Task brief.
Locate and copy each line in the data that contains the word "image".

Given entries.
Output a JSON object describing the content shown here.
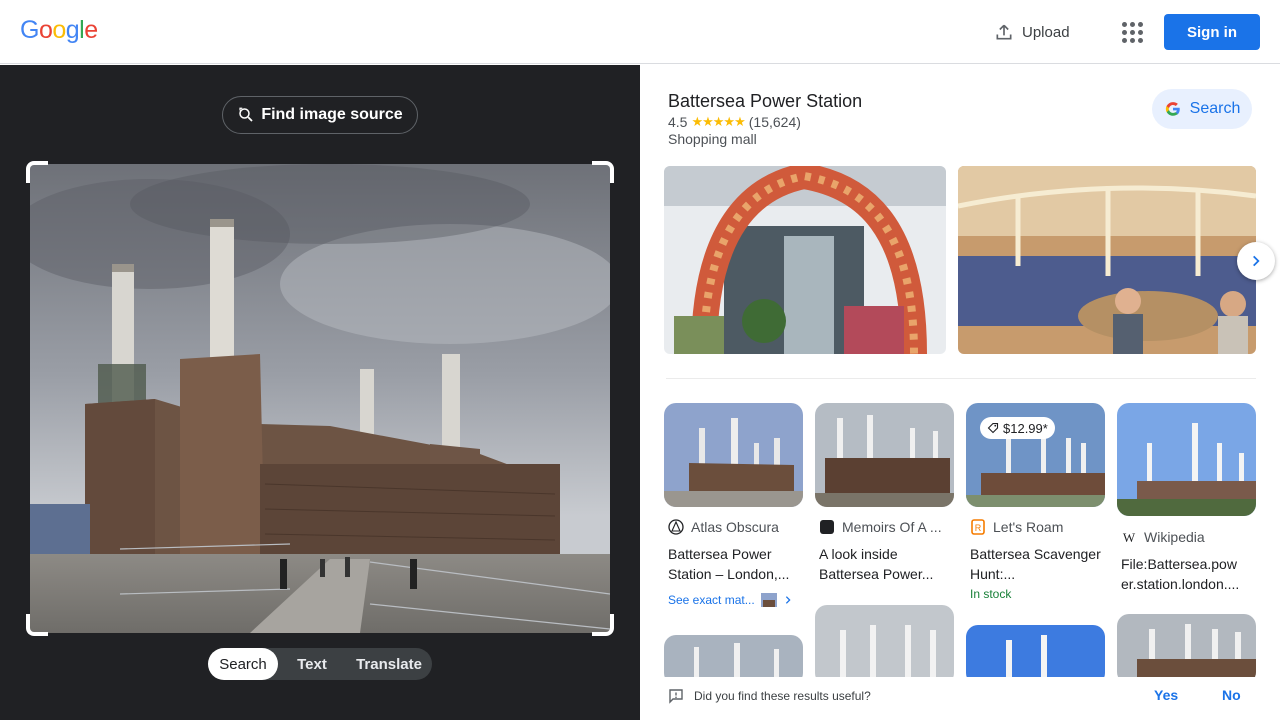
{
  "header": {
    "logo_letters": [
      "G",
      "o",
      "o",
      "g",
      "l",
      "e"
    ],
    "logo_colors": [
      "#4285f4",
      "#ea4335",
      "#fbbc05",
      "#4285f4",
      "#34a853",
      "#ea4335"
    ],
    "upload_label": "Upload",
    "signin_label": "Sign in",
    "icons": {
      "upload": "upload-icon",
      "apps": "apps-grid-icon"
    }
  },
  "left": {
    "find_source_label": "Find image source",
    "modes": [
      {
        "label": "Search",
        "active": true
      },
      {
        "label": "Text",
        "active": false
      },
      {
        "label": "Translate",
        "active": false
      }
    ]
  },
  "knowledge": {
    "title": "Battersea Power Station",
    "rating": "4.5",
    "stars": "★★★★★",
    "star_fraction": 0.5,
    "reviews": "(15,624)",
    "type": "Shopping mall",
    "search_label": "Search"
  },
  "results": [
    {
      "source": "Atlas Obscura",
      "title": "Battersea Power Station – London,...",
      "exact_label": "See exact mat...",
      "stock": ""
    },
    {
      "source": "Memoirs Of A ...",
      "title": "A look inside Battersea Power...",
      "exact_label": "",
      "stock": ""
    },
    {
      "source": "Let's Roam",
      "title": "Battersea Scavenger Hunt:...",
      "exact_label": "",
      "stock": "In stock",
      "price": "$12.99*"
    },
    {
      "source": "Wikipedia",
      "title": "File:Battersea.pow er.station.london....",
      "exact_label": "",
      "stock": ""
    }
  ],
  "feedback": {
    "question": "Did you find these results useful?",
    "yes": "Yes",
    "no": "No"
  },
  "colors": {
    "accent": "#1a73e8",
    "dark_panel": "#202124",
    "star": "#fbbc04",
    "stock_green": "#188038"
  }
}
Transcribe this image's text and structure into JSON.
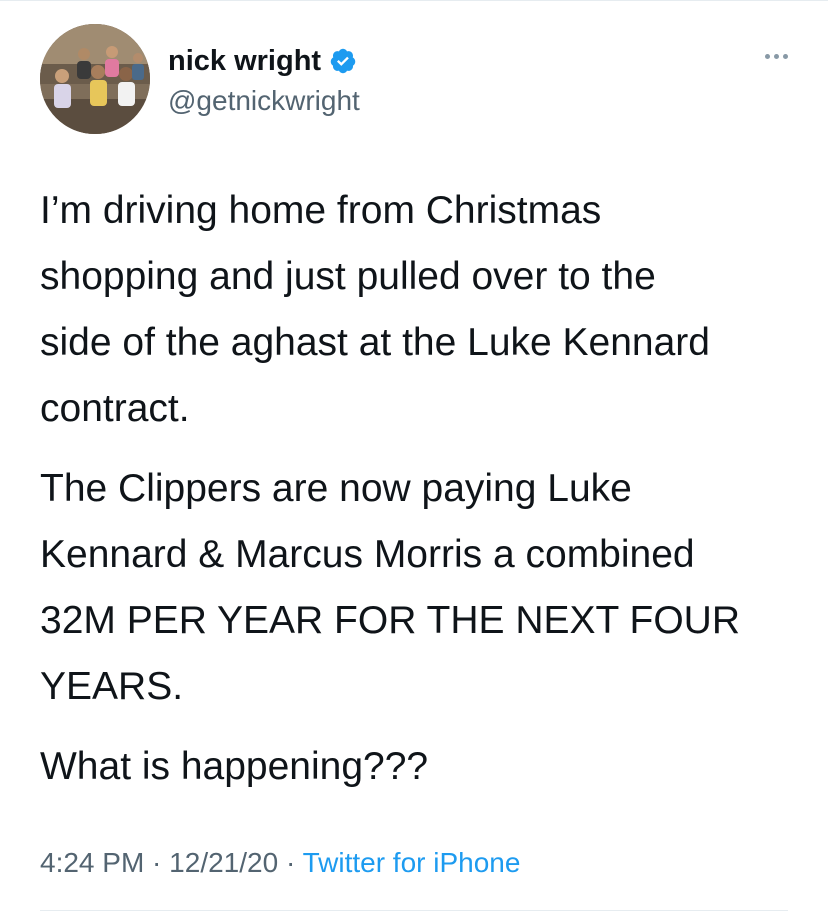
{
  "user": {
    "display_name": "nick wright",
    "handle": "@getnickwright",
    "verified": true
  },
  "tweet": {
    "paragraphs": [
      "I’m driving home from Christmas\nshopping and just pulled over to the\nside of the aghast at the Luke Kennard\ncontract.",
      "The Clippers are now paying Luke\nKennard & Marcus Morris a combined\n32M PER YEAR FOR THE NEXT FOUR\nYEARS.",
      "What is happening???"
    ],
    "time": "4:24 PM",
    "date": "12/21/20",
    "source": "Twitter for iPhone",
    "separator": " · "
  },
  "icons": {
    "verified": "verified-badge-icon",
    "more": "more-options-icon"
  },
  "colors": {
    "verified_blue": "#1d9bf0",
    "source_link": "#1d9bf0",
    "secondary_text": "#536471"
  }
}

Answer to the problem.
    "find_source_label": "Find image source",
Transcribe this image's text and structure into JSON.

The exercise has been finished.